 Infinite series (convergence of sequences, sums of infinite series, convergence tests, absolute convergence, Taylor series).
 Parametric curves and polar coordinates.
Linear Algebera, Probablility & Statistics
The lecturer for this part will be Prof. Colm Ó Dúnlaing
 Learning Outcomes:
 Determinants: define, calculate by cofactor expansion and through upper triangular form.
 Use Cramer's Rule to solve linear equations.
 Use the Adjoint Matrix to invert matrices.
 Construct bases for row space, column space, and nullspace of a matrix.
 Construct orthonormal bases in three dimensions.
 Calculate the matrices of various linear maps.
 Compute linear and quadratic curves matching data through the least squared error criterion.
 Calculate eigenvalues and eigenvectors for 2x2 matrices, with applications to differential equations.
 Probability: derive distributions in simple cases.
 Solve problems involving the Binomial distribution.
 Use the Central Limit Theorem to approximate the binomial distribution for large n.
 Conditional probability: compute P(A_i  D) given P(DA_i).
 Use the Poisson distribution for trafficlight queuing problems.
 Calculate percentage points for continuous distributions: Normal, chisquared, and Student's tdistribution.
 Compute confidence intervals for mean and standard deviation.
 Formulate and decide simple hypotheses.
 Module Content:
 Determinants. Cramer's Rule. Adjoint matrix formula for inverse.
 Row space, column space, and nullspace of a matrix.
 Orthonormal bases in three dimensions.
 Linear maps and matrices.
 Least squared error linear and quadratic estimates.
 Eigenvalues and eigenvectorsfor 2x2 matrices. Systems of linear differential equations.
 Probability: uniform distribution, Binomial distribution, Poisson distribution.
 Conditional probability: compute P(A_i  D) given P(DA_i).
 Poisson distribution and trafficlight queuing problems.
 Normal distribution ; Central Limit Theorem.
 Chisquared, and Student's tdistribution: percentage points.
 Confidence intervals for mean and standard deviation.
 Basic hypothesis testing.
Essential References:
(Anton)
 Combined edition:
 Calculus: late transcendentals: Howard Anton, Irl Bivens, Stephen Davis 10th edition (2013) (Hamilton Library 515P23*9) Or
 Single variable edition.
(AntonRorres)
 Howard Anton & Chris Rorres, Elementary Linear Algebra with supplementary applications. International Student Version (10th edition). Publisher Wiley, c2011. (Hamilton 512.5L32*9;  5, SLEN 512.5 L32*9;615):

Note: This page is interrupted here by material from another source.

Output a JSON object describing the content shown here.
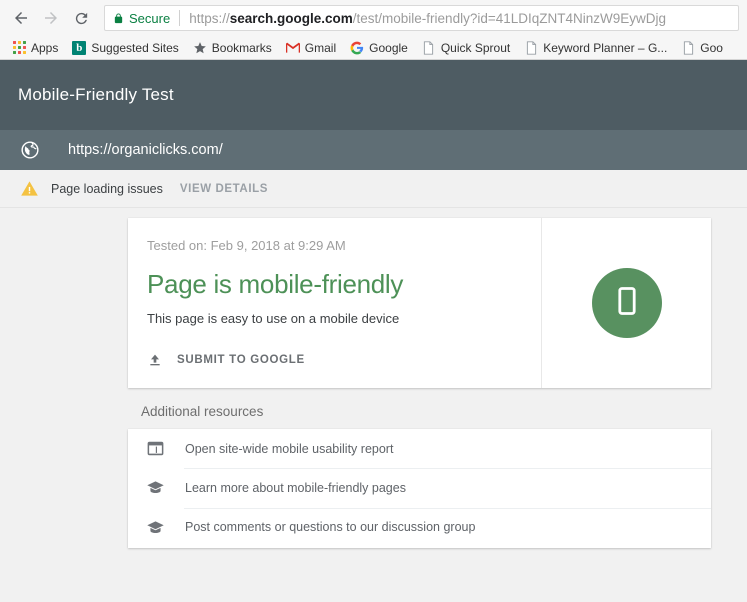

Recommended References:
(Kreyszig)
 Erwin Kreyszig, Advanced Engineerin
 Erwin Kreyszig, Advanced Engineering Mathematics (10th edition), (Erwin Kreyszig in collaboration with Herbert Kreyszig, Edward J. Normination), Wiley 2011 (Hamilton 510.24 L21*9)
(Thomas)
 Thomas' Calculus, Author Weir, Maurice D. Edition 11th ed/based on the original work by George B. Thomas, Jr., as revised by Maurice D. Weir, Joel Hass, Frank R. Giordano, Publisher Boston, Mass., London: Pearson/Addison Wesley, c2005. (Hamilton 515.1 K82*10;*)
 Module Prerequisite
 MA1S11 Mathematics for Scientist (First Semester)
 Assessment Detail
 This module will be examined in a 3 hour examination in Trinity term. Continuous assessment in the form of weekly tutorial work will contribute 20% to the final grade at the annual examinations, with the examination counting for the remaining 80%. For supplementals if required, the supplemental exam will count for 100%.